*Exercise aim:*
Pull out every line below containing the word "Összes".
%%
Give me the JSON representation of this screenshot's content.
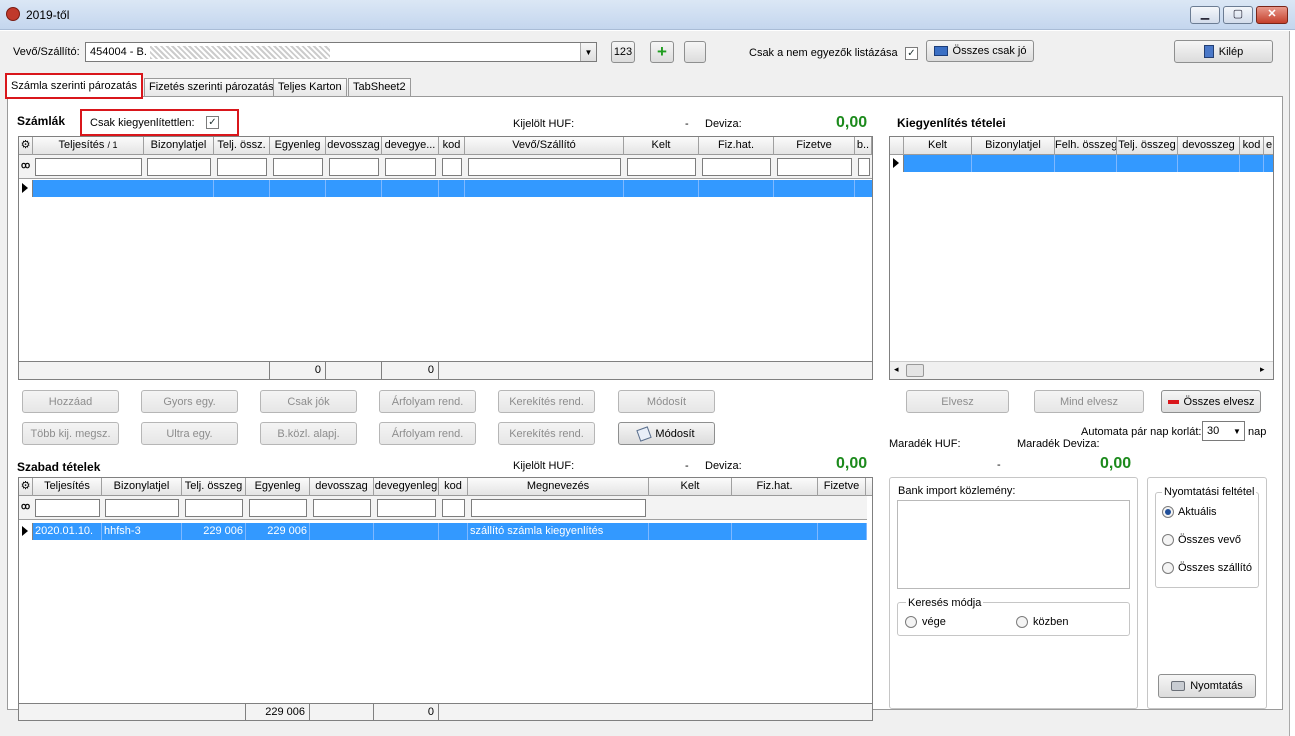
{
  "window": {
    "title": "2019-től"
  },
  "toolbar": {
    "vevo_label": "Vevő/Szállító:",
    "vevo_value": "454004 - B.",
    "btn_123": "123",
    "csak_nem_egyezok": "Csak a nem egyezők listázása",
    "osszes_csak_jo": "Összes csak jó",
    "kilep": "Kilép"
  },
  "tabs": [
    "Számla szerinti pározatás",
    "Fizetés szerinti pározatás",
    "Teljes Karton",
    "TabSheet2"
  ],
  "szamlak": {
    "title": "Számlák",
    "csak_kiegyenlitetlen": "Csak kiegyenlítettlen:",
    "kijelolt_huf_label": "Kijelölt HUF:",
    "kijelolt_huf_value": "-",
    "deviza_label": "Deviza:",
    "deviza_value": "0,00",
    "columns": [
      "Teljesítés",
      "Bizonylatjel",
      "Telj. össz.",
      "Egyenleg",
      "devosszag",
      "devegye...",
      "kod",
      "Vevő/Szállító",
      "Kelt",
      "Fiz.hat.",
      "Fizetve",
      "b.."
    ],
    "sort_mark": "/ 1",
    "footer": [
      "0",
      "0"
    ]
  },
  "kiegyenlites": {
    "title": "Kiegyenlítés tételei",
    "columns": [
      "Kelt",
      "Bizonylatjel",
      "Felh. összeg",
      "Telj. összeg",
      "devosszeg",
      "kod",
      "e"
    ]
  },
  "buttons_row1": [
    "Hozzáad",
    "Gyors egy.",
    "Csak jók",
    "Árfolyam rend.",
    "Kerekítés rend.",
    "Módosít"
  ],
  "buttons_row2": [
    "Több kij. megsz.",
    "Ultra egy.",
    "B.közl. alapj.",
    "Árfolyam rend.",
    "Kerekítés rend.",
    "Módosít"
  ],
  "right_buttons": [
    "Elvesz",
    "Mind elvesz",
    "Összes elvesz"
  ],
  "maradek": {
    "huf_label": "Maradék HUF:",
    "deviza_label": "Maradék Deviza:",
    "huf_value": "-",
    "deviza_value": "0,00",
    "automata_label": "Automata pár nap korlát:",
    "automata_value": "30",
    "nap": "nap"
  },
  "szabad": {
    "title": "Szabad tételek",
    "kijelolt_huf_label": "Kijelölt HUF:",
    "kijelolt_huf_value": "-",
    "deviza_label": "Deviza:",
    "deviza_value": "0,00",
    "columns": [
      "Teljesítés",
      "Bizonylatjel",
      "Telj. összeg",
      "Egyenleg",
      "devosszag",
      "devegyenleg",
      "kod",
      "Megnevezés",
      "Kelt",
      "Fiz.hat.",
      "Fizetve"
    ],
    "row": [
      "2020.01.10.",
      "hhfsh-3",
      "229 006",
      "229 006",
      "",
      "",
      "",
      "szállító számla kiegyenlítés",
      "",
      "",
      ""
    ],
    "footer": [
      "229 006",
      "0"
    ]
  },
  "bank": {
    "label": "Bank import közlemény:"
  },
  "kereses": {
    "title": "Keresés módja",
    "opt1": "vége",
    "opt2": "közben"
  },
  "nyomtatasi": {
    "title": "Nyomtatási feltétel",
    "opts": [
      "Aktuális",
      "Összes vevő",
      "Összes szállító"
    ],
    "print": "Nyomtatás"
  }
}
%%
*Response below:*
    "osszes_csak_jo": "Összes csak jó",
    "Összes elvesz"
      "Összes vevő",
      "Összes szállító"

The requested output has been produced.